EISNER: I’m wondering now, I would like to find out myself; because I’d jump into it in 10 minutes if I felt that there was a really substantial need for it, or a substantial appreciation. But I suspect, and I found that happening in The Spirit toward the last few years I was doing it, that people haven’t the patience to read that long, or to devote that much time or that much attention to a lengthy thing. You look at the comic strips in the newspapers; they’re all very short and punchy things.
BENSON: But comic-book stories have gotten longer. They’re 20 pages, and even that’s often part of a continued story.
EISNER: Are they popular? I mean, are they well read, are they appreciated for that? Because if that’s so, boy, I think that’s marvelous, that’s the way it should go. But they were talking about doing a whole novel in comic form. The idea of doing a novel in comic form is not new and it’s not novel, but it’s how you do it. Now, the review of Gil Kane’s stuff was rather rough; I think they were pretty hard on him. But I think he left himself open for it. I think he did that thing as though he were doing a comic book for National Comics. He wrapped it up; he was doing it for dough, he was doing it to get it out. He was hoping, I think, that the mere novelty of the approach would carry him home. I think that was his mistake.
BENSON: The book was very wordy.
EISNER: There’s nothing wrong with words; except the words aren’t used properly here.
BENSON: Did you read the “Master Tyme” strip in that issue of Graphic Story Magazine?
EINSER: Yes. Fascinating stuff; great stuff. There’s tremendous talent around, tremendous. It’s too bad these kids are going to have a hell of a time finding a mass audience. It’s disastrous to new talent, and I don’t know how much of an audience there is. They’re going through the same agony that kids did earlier, and the man who publishes a 300- or 400,000 edition of a comic and puts them on the newsstand on consignment isn’t about to take a chance on a kid like that because he’ s got too much money invested. So you’ve either got to prove to this man that he’s going to move 300,000 copies of the comic book, or …
BENSON: … or else you have to market it to a smaller audience at a higher price so as to still get a satisfactory return.
EISNER: A smaller audience may not be enough to support the artist. In one of our publishing companies here, we talked about possibly going into this market several times; but we can’t find it. How are you going to reach the people who may be interested in the stuff? How many people are interested? We don’t know.
BENSON: Warren’s Creepy and Eerie seem to stay in business.
EISNER: What are they?
BENSON: Horror stories in the Savage format.

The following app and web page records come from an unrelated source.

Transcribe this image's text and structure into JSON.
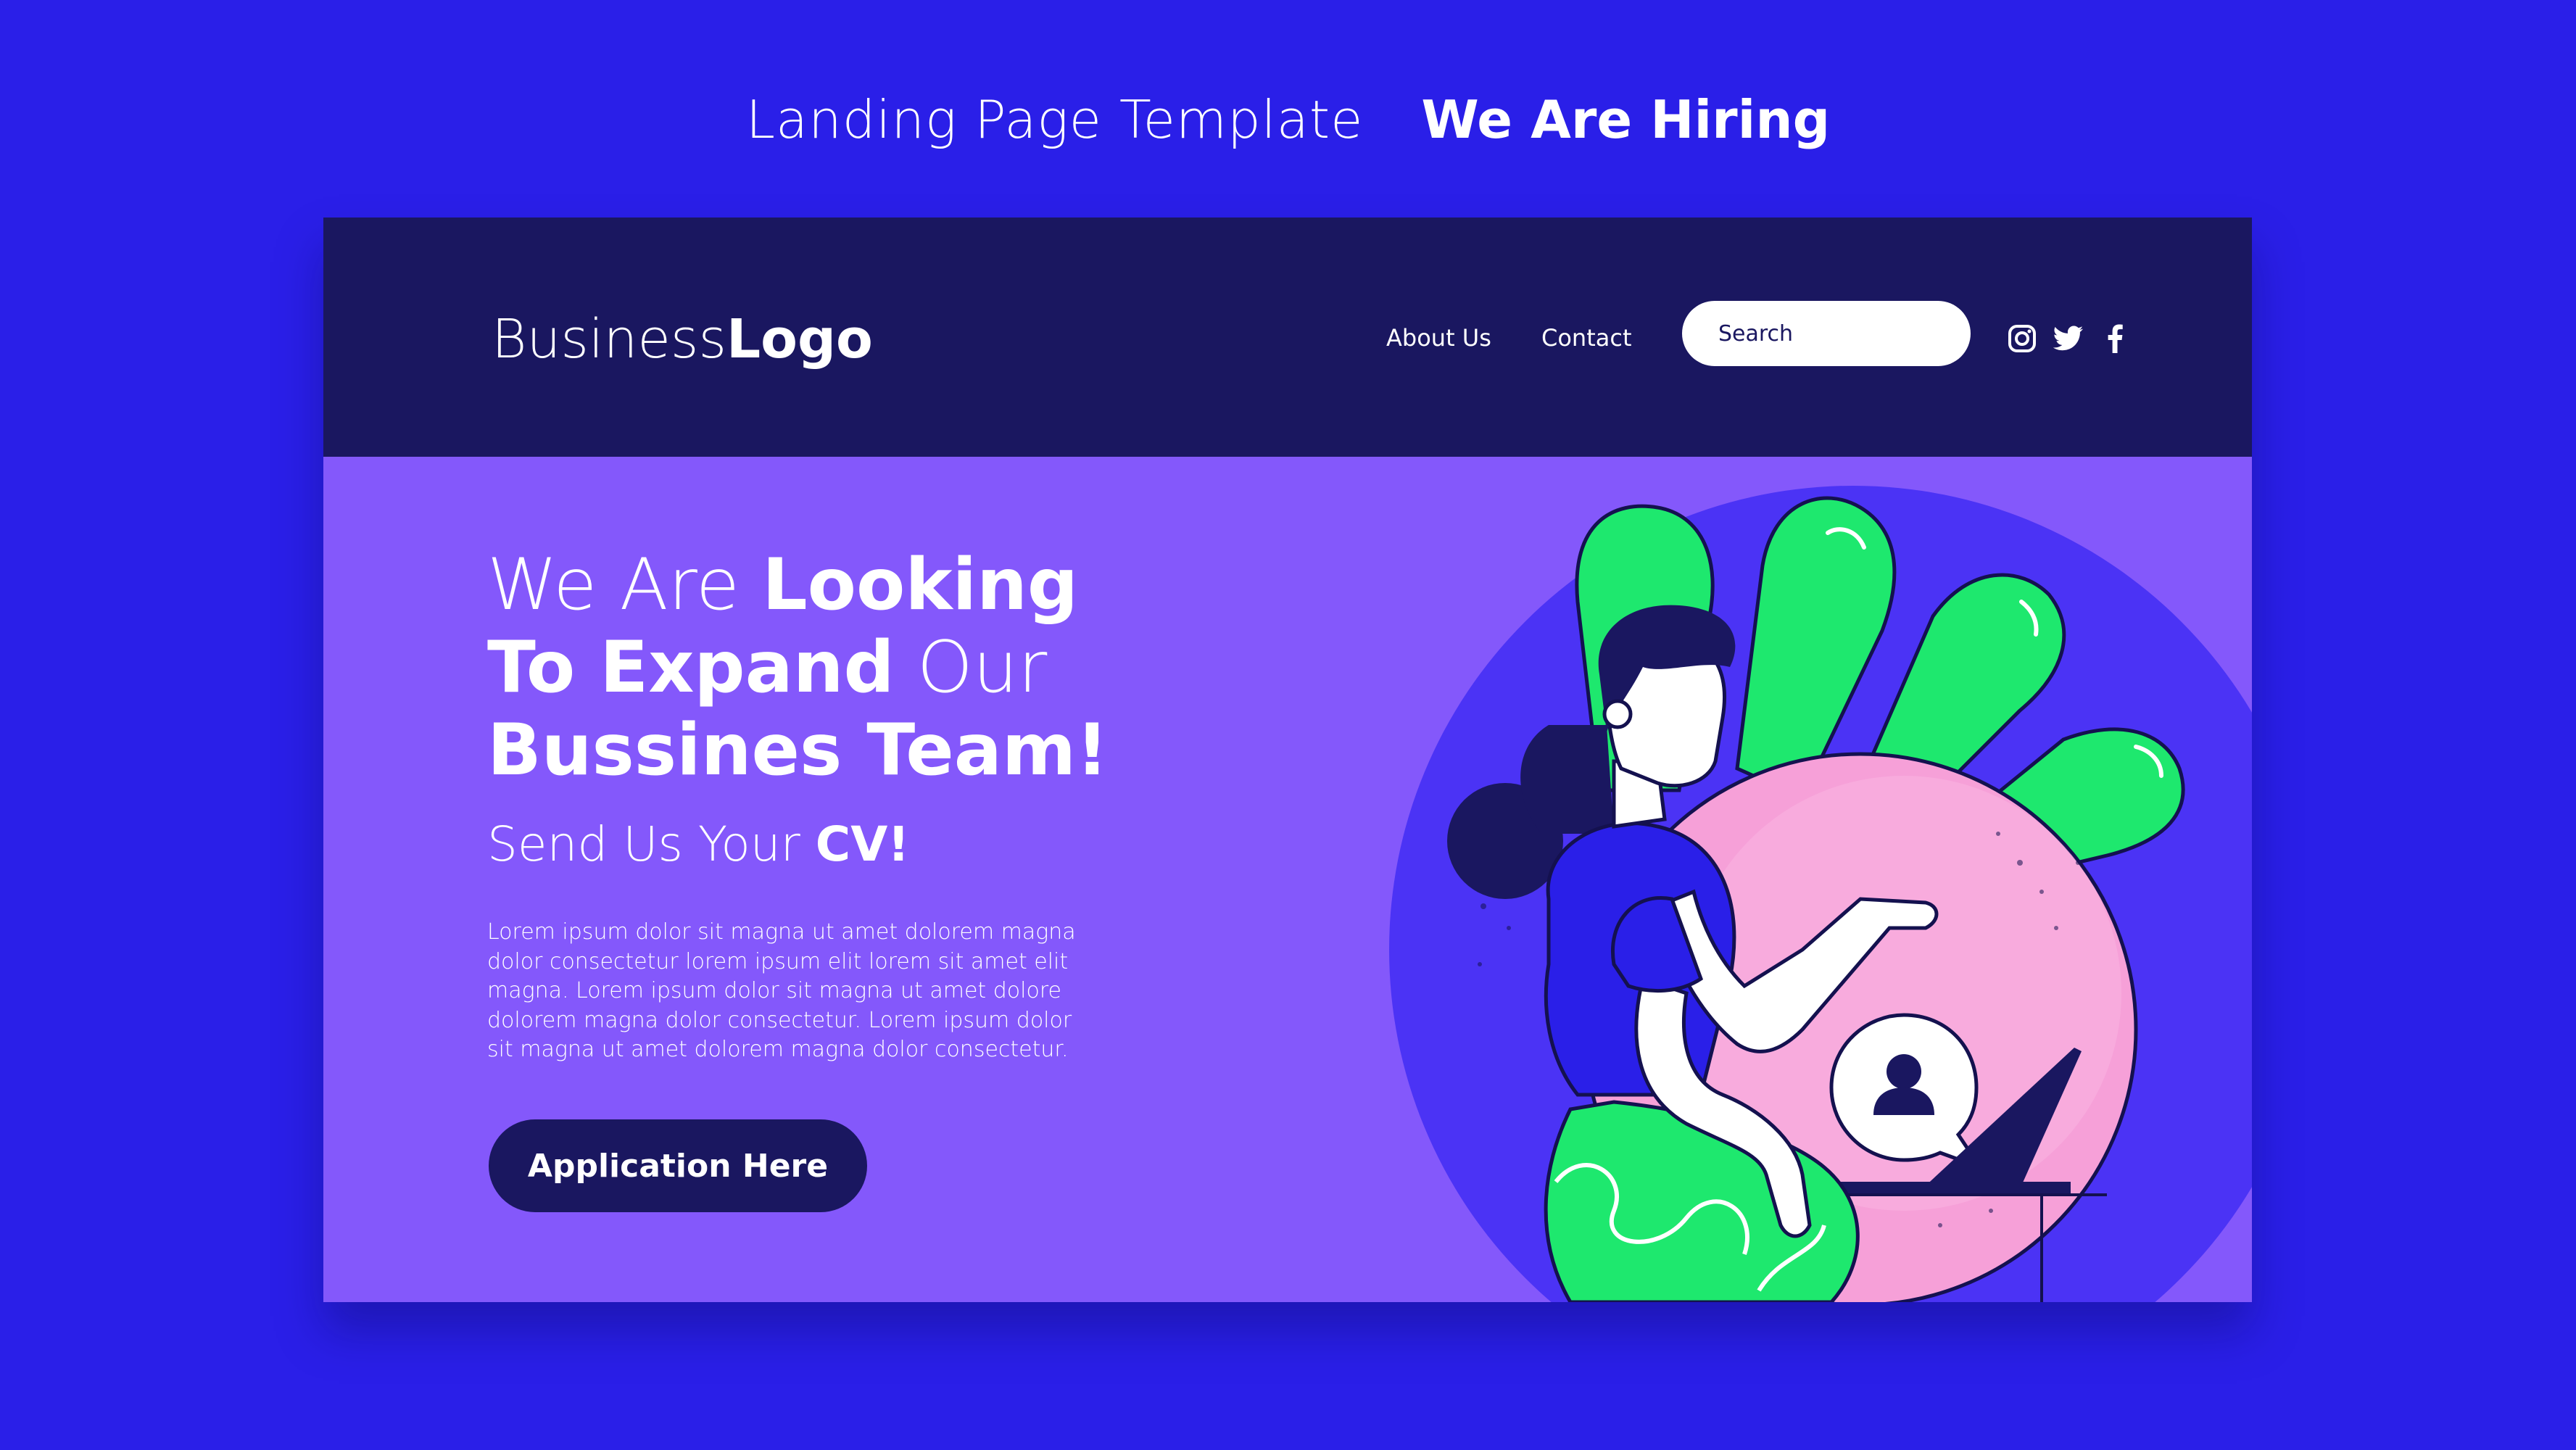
{
  "page_header": {
    "light_text": "Landing Page Template",
    "bold_text": "We Are Hiring"
  },
  "navbar": {
    "logo_light": "Business",
    "logo_bold": "Logo",
    "links": [
      {
        "label": "About Us"
      },
      {
        "label": "Contact"
      }
    ],
    "search": {
      "placeholder": "Search"
    },
    "social_icons": [
      "instagram-icon",
      "twitter-icon",
      "facebook-icon"
    ]
  },
  "hero": {
    "headline": {
      "part1": "We Are ",
      "part2": "Looking",
      "part3": "To Expand",
      "part4": " Our",
      "part5": "Bussines Team!"
    },
    "subheadline": {
      "part1": "Send Us Your ",
      "part2": "CV!"
    },
    "body": "Lorem ipsum dolor sit magna ut amet dolorem magna dolor consectetur lorem ipsum elit lorem sit amet elit magna. Lorem ipsum dolor sit magna ut amet dolore dolorem magna dolor consectetur. Lorem ipsum dolor sit magna ut amet dolorem magna dolor consectetur.",
    "cta_label": "Application Here"
  },
  "colors": {
    "page_background": "#2a1fe8",
    "navbar": "#1a1760",
    "hero": "#8458fb",
    "accent_green": "#1ee86e",
    "accent_pink": "#f6a0d8",
    "shirt_blue": "#2a1fe8"
  }
}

They had some fine material in the early issues — people like Alex Toth.
EISNER: Toth is great — Toth is one of the great illustrators around. But do they sell?

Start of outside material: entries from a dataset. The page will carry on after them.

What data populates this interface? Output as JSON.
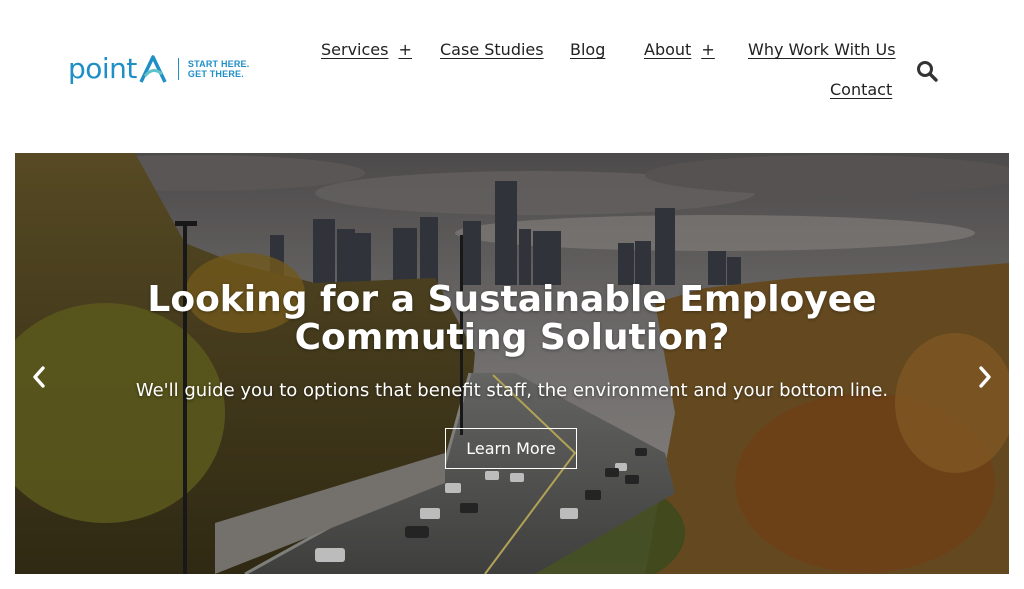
{
  "logo": {
    "word": "point",
    "tagline_1": "START HERE.",
    "tagline_2": "GET THERE."
  },
  "nav": {
    "services": "Services",
    "services_toggle": "+",
    "case_studies": "Case Studies",
    "blog": "Blog",
    "about": "About",
    "about_toggle": "+",
    "why": "Why Work With Us",
    "contact": "Contact"
  },
  "icons": {
    "search": "search-icon",
    "prev": "chevron-left-icon",
    "next": "chevron-right-icon"
  },
  "hero": {
    "title_line1": "Looking for a Sustainable Employee",
    "title_line2": "Commuting Solution?",
    "subtitle": "We'll guide you to options that benefit staff, the environment and your bottom line.",
    "cta": "Learn More"
  },
  "colors": {
    "brand": "#1f8fc6",
    "brand_accent": "#5fc3c9",
    "text": "#222222"
  }
}
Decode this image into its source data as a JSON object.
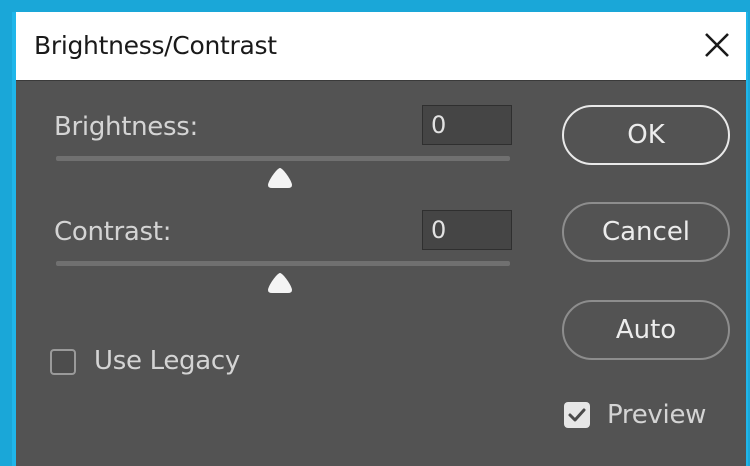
{
  "window": {
    "title": "Brightness/Contrast",
    "close_icon": "close-icon"
  },
  "brightness": {
    "label": "Brightness:",
    "value": "0",
    "slider_position_pct": 50
  },
  "contrast": {
    "label": "Contrast:",
    "value": "0",
    "slider_position_pct": 50
  },
  "legacy": {
    "label": "Use Legacy",
    "checked": false
  },
  "preview": {
    "label": "Preview",
    "checked": true
  },
  "buttons": {
    "ok": "OK",
    "cancel": "Cancel",
    "auto": "Auto"
  },
  "colors": {
    "accent": "#1aa7d8",
    "panel": "#535353",
    "titlebar": "#ffffff"
  }
}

BENSON: Well enough to continue, and they’ve been around for four years, but I don’t think they’re doing great guns.
EISNER: Well, they may just have a piece of market and that’s it. No room for anybody else. But as an artist/publisher, I’m fascinated with the market. I’m very interested. I’d go into it in a minute if I could get some lock on it, if I could see the dimensions of it — I just don’t know. There may be just simply dozens of readers who are fascinated with this thing, and that’s all.